Approximately 38 percent of adults in the United States use some form of complementary and alternative medicine (CAM), according to recent surveys. CAM is a group of diverse medical and health care systems, practices and products such as herbal supplements, meditation, chiropractic, and acupuncture that are not generally considered to be part of conventional medicine.
CAM practices are a frequently used component of Americans' health care regimens. The most commonly used CAM therapies among U.S. adults are natural supplements, deep breathing exercises, meditation, chiropractic or osteopathic manipulation, acupuncture, massage, and yoga, among others.
Nearly three out of every four adults over age 50 use some kind of alternative medicine, such as acupuncture and herbal medicine, according to a recent study. Older adults use CAM most often to treat back and neck pain, arthritis and joint stiffness and other musculoskeletal conditions.
The rate of usage among older adults is higher than usage among the general population, says Gong-Soog Hong, study co-author and professor of consumer sciences at Ohio State University.

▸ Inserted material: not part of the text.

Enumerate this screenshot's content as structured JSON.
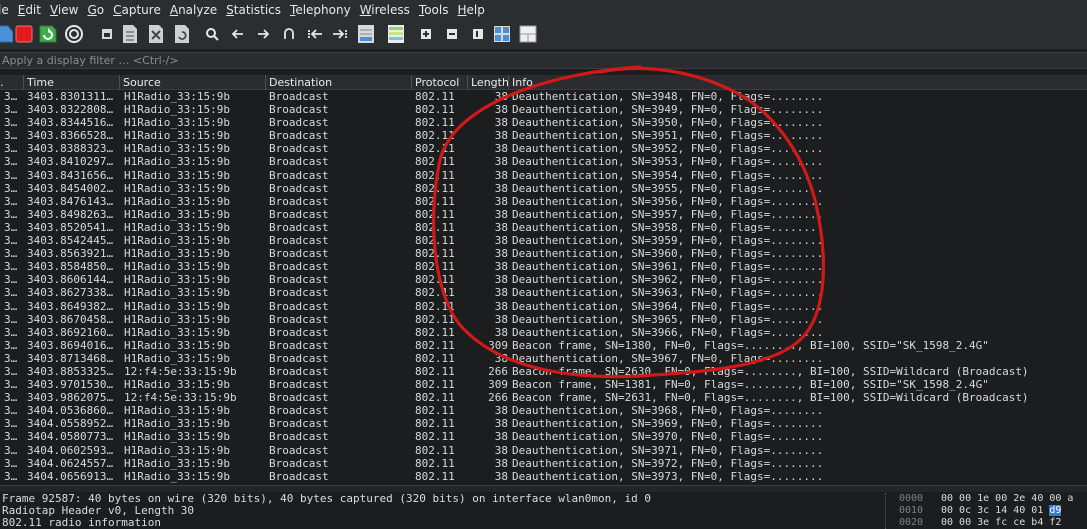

Study findings indicate that 71 percent of older adults used some form of alternative medicine in 2000. The researchers utilized data from the 2000 Health and Retirement Survey, conducted by the University of Michigan. Survey respondents included 848 individuals aged 50 and over. "The percentage of older adults who used alternative medicine was higher than I expected," says Hong.

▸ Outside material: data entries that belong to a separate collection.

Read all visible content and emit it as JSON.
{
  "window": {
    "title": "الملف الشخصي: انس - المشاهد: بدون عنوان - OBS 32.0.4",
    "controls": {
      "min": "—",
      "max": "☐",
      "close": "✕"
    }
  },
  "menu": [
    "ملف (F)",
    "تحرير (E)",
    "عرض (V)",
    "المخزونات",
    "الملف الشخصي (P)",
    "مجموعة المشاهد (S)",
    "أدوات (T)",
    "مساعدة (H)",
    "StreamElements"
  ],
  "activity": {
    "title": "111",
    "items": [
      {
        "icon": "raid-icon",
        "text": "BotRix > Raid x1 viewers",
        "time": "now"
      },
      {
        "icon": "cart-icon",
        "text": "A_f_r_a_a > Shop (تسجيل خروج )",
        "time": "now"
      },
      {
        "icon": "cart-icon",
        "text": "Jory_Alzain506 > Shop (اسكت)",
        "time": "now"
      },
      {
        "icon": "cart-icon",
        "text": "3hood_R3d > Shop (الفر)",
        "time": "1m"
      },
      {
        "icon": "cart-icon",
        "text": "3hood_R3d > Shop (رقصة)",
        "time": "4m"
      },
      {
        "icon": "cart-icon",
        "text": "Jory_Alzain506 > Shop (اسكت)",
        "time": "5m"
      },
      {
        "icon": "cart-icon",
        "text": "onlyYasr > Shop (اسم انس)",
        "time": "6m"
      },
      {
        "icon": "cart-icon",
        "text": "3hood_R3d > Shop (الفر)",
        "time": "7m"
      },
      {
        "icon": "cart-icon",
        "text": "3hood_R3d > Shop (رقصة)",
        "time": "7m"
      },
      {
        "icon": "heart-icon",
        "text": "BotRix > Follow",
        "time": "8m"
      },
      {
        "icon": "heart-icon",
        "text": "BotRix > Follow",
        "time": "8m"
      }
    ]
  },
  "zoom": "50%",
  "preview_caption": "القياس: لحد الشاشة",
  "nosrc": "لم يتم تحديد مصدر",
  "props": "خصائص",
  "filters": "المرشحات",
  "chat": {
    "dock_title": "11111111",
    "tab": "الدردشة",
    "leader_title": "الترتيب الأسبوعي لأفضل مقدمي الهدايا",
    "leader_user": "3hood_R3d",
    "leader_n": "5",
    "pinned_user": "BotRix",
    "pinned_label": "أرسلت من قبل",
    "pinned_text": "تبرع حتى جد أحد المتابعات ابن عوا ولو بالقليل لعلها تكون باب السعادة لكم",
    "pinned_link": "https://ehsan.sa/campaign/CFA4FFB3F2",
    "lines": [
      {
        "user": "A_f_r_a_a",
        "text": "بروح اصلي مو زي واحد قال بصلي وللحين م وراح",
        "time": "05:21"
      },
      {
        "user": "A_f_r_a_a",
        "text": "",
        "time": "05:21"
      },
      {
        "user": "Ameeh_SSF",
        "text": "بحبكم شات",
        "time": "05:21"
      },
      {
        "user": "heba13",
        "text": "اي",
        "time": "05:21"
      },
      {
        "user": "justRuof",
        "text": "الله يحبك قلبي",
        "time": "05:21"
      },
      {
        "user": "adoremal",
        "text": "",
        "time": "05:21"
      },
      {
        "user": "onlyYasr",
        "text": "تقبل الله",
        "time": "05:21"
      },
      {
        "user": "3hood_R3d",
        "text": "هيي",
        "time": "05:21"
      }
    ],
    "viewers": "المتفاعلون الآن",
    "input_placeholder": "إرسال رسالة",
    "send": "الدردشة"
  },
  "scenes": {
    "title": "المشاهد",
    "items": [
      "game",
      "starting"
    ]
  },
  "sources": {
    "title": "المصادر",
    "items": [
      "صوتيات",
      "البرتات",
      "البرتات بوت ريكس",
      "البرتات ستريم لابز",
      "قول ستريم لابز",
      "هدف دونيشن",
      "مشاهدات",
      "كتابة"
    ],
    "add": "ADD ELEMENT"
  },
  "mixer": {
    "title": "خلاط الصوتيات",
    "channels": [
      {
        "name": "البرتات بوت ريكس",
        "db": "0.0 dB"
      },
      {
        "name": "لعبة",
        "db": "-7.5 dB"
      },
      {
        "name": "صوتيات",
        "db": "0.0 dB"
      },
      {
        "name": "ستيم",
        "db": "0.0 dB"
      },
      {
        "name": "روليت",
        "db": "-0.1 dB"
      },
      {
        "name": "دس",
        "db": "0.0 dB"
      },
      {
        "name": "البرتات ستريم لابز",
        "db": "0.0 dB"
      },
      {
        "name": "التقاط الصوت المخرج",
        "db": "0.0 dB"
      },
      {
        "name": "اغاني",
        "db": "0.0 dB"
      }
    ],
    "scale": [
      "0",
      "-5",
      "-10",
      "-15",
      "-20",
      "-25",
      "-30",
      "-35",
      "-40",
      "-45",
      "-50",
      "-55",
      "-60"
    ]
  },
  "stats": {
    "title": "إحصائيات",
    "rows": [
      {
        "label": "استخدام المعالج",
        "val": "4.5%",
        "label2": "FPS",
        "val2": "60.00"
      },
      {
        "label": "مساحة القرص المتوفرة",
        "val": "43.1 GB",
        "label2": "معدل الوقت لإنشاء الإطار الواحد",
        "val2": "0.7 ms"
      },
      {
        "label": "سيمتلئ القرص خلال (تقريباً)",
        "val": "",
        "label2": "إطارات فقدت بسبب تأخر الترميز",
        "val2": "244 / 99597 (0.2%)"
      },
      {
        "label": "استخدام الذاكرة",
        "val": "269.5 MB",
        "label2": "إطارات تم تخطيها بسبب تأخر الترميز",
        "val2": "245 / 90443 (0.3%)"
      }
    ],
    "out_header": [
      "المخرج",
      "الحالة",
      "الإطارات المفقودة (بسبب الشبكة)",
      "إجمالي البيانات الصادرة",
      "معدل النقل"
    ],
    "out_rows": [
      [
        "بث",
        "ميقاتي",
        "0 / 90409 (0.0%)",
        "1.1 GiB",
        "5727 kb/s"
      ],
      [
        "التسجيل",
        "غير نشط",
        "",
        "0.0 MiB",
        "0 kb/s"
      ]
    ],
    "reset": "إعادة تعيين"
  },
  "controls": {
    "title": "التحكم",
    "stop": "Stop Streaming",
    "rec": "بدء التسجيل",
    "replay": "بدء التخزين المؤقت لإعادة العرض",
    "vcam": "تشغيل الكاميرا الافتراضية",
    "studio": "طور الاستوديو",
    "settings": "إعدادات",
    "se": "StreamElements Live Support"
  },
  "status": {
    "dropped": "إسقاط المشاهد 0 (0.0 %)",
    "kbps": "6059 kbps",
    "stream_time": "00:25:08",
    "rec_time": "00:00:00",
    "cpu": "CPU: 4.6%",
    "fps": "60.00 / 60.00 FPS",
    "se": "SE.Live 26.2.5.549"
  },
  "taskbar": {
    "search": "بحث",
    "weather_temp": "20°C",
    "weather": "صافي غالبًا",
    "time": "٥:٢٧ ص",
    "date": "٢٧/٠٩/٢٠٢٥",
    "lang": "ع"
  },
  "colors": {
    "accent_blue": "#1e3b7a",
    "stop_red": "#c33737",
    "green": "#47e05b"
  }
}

The survey questioned respondents about their use of acupuncture, massage therapy, herbal medicine, meditation, and breathing exercises. Respondents were more likely to use alternative medicine if they reported difficulty with daily activities, such as carrying groceries, bathing or eating.
"Older adults tend to have more chronic illnesses, and conventional medicine doesn't always solve their ailments or conditions," said Hong. "Alternative medicine provides an important option in response to the need for health care in the United States. We need to know more about who is using alternative medicine and ensuring that they are educated about the medicines and therapies they are using."
A large percentage of respondents indicated dissatisfaction with conventional health care. Individuals with holistic lifestyles are also more likely to seek alternative medicine therapies.
For information about Acupuncture & Massage College’s Oriental Medicine and Massage Therapy programs call Joe Calareso, Admissions Director, at (305) 595-9500.